Sequence of tenses requires us to use, for example, past tense if the verb in the introductory clause is in the past tense. For example: All the members of the survey team said: “You have a beautiful library!” All the members of the survey team happily acknowledged that we had a beautiful library. NOW, This holds true if the quote is a universal truth, quite obviously. But, what if the physical situation talked about in the quotation still holds true? For Example: Ring Ring. Sarah: Hello! Sarah: Yes this is she. Sarah: Oh really! Sarah: Well, your ring awoke us. Sarah: No, I have no laundry outside. Sarah: Thanks, Bye! Jeff: Who was it? Sarah: it was Betty. Jeff: What did she say? Sarah: She said that it was raining / it is raining. (Now, here the logical sequence does not follow the grammatical sequence,) Another: The survey team said about Plymouth High School, “They have a beautiful library.” (in March 2012) Subsequently talking to the principal of Plymouth school, Saba told her that the committee commented that (you had a beautiful library / you have a beautiful library). (May 2012, and the situation still holds true).
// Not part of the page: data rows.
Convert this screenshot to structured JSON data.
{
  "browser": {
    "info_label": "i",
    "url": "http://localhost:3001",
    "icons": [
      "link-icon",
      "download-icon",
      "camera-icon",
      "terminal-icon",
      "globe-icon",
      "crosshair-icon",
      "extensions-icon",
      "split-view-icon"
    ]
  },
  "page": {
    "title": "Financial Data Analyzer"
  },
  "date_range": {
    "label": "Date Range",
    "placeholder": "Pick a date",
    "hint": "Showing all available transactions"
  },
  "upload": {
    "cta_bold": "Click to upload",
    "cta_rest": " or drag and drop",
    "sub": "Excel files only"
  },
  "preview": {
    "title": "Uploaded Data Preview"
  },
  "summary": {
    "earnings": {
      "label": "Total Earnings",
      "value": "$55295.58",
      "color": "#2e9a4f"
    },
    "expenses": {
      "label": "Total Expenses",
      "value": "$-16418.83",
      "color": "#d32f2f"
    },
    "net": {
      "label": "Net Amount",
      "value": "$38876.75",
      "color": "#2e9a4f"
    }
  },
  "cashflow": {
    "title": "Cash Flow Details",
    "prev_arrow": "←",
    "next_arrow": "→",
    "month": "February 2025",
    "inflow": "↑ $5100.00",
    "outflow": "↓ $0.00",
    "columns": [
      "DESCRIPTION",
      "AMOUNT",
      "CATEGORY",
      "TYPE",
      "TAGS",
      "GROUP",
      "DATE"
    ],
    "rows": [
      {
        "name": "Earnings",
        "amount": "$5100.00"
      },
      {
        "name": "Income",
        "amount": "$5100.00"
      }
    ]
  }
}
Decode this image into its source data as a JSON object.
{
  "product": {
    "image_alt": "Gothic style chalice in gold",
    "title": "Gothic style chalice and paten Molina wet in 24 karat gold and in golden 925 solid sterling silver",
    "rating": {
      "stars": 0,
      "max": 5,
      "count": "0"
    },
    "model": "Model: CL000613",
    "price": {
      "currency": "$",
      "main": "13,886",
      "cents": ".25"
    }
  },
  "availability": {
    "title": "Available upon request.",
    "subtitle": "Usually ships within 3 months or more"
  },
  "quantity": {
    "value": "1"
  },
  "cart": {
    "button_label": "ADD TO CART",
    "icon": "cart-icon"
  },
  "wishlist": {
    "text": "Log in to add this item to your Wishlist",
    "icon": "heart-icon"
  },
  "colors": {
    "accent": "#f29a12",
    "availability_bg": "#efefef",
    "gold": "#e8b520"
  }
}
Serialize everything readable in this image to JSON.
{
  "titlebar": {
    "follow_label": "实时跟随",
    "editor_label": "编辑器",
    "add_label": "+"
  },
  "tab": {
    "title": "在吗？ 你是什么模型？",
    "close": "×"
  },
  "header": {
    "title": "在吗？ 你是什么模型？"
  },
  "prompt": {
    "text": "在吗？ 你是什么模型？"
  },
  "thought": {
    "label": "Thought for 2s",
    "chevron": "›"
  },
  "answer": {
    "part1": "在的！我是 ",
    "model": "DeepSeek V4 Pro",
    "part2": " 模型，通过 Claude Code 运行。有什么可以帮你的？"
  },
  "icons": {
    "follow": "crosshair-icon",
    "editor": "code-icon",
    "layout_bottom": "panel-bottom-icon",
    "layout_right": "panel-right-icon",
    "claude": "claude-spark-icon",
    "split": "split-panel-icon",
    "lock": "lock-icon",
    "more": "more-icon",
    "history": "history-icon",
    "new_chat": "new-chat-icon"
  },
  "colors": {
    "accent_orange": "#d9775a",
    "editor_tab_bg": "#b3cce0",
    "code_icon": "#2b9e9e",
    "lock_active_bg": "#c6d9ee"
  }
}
I have a question to ask of you. A professor of English Usage said the next expression is incorrect: (a) She is not what she was ten years ago. He insisted that this sentence should be corrected like: (b) She is not who she was ten years ago. In my opinion, both sentences are correct but there is some difference between them: (a) implies that she changed her habit or attitude, or lost her physical strength etc., but (b) implies that she became ill and lost her physical ability etc. Do you agree with my opinion? I examined the following examples: who he was (1) ‘I believe he was a massive influence on the pitch when we played against them. He was United’s football brain, he was highly motivated and he was a quality player. At 34 he is not what he was in central midfield aged 28. But he is still a top Premier League player and a loss for United.’ — The Independent (London, England), November 19, 2005 (2) Mr Wolff added: “Murdoch is an 80-year-old man. He obviously is not what he was five years ago. He is in the midst of an enormous legal situation and lawyers have taken over. He is under an emotional strain as great as any in his life. This is incredibly painful for him.” — The Evening Standard (London, England), February 17, 2012 what he was (1) All this is understandable. Arenas is returning from an interminable rehabilitation process. He is not who he was. And getting back to who he was will not be easy on him or his teammates, not when he has the ball in his hands so much of the time. — The Washington Times (Washington, DC), November 23, 2009 (2) Parkinson’s disease has kidnapped my wife. It is in the process of killing her. I hug and kiss what is left of her, hang photographs of the old, strong Milly throughout the house, and talk to her. We hold hands. We make love. But she is not who she was. She cannot walk, and now she can barely speak. She is being carried into an abyss, and I am helpless to rescue her. — Morton Kondracke, Saving Milly: Love, Politics, and Parkinson’s Disease (2001) p. xix I am looking forward to your comment on this!!!